The name “open cluster” stands for the easy access experts have to these sorts of star groups. Scientists can view stars in an open cluster via a telescope, granting them access for further studies. For example, the Hyades and Pleiades open star clusters can be seen with the naked eye.
As mentioned above, the origin of these star groups comes from one giant molecular cloud. However, that doesn’t mean they stay the same forever. Due to their open and diffuse structure, such open clusters are unstable. Therefore, stars from the loose grouping might disperse. However, it usually happens in time, after a few million years.
Open clusters exist in spiral and irregular galaxies only. Since elliptical galaxies can’t form new stars, open clusters can’t survive there for long.

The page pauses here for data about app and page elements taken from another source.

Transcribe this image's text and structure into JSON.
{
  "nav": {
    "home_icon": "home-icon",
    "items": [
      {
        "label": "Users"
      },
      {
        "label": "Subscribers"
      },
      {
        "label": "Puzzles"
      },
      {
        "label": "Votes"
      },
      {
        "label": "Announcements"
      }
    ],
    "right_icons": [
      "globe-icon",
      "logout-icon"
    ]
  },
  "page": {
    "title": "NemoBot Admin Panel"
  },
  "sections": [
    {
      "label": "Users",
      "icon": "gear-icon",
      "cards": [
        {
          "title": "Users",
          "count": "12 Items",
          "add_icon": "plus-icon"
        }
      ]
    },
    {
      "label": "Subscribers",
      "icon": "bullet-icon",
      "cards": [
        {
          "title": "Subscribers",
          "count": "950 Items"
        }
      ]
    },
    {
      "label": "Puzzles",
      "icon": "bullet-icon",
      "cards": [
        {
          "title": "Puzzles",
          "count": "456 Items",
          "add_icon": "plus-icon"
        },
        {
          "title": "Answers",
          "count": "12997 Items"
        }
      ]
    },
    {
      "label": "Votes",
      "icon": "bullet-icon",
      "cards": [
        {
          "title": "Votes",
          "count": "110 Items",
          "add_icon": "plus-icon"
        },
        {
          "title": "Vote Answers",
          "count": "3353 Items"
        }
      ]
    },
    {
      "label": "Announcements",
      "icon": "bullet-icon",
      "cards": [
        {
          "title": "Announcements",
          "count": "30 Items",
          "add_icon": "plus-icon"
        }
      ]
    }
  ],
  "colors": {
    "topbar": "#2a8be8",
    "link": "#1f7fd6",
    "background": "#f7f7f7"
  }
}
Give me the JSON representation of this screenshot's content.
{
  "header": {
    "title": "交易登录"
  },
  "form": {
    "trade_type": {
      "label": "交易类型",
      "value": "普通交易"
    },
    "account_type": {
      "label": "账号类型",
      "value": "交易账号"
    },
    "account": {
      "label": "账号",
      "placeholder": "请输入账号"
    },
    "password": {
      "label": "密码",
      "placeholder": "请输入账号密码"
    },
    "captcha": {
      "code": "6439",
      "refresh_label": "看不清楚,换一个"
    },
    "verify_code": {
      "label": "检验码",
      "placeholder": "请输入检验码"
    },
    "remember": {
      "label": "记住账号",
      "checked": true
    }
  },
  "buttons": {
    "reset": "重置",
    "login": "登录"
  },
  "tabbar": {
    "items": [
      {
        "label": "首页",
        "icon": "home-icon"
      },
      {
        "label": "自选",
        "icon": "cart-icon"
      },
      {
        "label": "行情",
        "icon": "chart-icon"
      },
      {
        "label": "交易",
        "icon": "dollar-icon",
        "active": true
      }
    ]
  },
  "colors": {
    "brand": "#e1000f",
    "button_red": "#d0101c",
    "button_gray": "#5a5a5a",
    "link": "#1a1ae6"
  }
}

Back in 1826, astronomer James Dunlop found a young cluster named NGC 2164. This group of stars is part of the southern constellation of Dorado.
According to Hubble, this loose young group of stars lives in the Large Magellanic Cloud, a satellite galaxy close to the Milky Way. The satellite galaxy is just 160,000 light-years away from our planet, and its size is not very impressive. Why is it considered a satellite then? The Large Magellanic Cloud is gravitationally bound to the large spiral galaxy.
“In fact, the Large Magellanic cloud is on a very slow collision course with the Milky Way — it’s predicted that they will collide 2.4 billion years from now,” they added.
Despite its relatively small size, the Large Magellanic Cloud is the home for billions of stars. Although it contains about one hundredth as much mass as the Milky Way, the number of stars it contains is impressive.
“NGC 2164 is in good company in the Large Magellanic Cloud — the satellite galaxy is home to roughly 700 open clusters, alongside about 60 globular clusters,” they said.